Task statement:
Each record that follows is to be reproduced character for character, pictures excepted.

======== Data shown

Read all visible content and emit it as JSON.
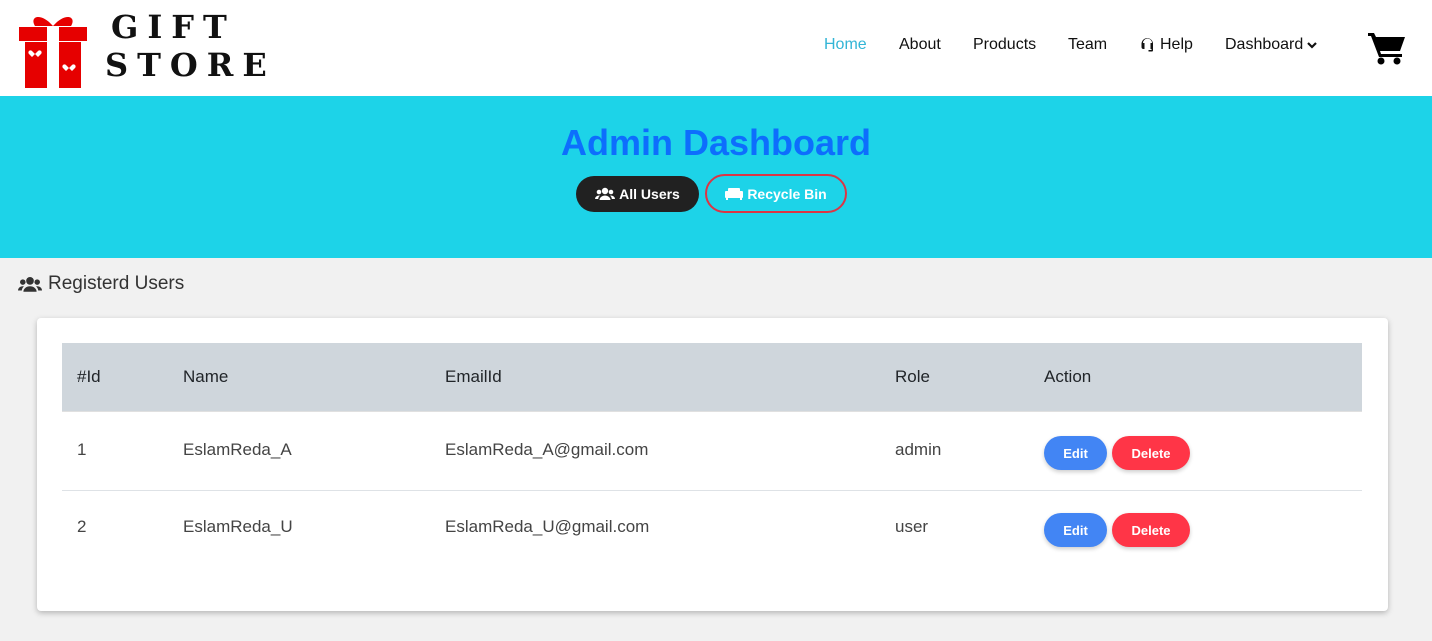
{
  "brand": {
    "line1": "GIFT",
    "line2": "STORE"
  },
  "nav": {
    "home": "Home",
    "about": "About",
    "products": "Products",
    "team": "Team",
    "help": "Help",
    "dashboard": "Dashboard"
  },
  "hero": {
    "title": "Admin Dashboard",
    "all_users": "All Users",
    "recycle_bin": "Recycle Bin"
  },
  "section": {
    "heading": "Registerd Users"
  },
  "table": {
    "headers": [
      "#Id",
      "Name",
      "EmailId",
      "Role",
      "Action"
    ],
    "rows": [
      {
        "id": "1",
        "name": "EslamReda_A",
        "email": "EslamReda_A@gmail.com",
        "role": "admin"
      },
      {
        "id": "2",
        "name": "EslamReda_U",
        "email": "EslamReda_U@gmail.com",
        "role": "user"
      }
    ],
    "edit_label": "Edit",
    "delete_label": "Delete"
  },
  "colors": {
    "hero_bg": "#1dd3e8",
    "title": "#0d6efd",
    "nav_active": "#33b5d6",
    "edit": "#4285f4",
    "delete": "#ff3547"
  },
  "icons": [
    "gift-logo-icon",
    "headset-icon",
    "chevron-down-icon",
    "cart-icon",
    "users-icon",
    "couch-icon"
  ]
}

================

Solved problem:
Read all visible content and emit it as JSON.
{
  "brand": {
    "line1": "GIFT",
    "line2": "STORE"
  },
  "nav": {
    "home": "Home",
    "about": "About",
    "products": "Products",
    "team": "Team",
    "help": "Help",
    "dashboard": "Dashboard"
  },
  "hero": {
    "title": "Admin Dashboard",
    "all_users": "All Users",
    "recycle_bin": "Recycle Bin"
  },
  "section": {
    "heading": "Registerd Users"
  },
  "table": {
    "headers": [
      "#Id",
      "Name",
      "EmailId",
      "Role",
      "Action"
    ],
    "rows": [
      {
        "id": "1",
        "name": "EslamReda_A",
        "email": "EslamReda_A@gmail.com",
        "role": "admin"
      },
      {
        "id": "2",
        "name": "EslamReda_U",
        "email": "EslamReda_U@gmail.com",
        "role": "user"
      }
    ],
    "edit_label": "Edit",
    "delete_label": "Delete"
  },
  "colors": {
    "hero_bg": "#1dd3e8",
    "title": "#0d6efd",
    "nav_active": "#33b5d6",
    "edit": "#4285f4",
    "delete": "#ff3547"
  },
  "icons": [
    "gift-logo-icon",
    "headset-icon",
    "chevron-down-icon",
    "cart-icon",
    "users-icon",
    "couch-icon"
  ]
}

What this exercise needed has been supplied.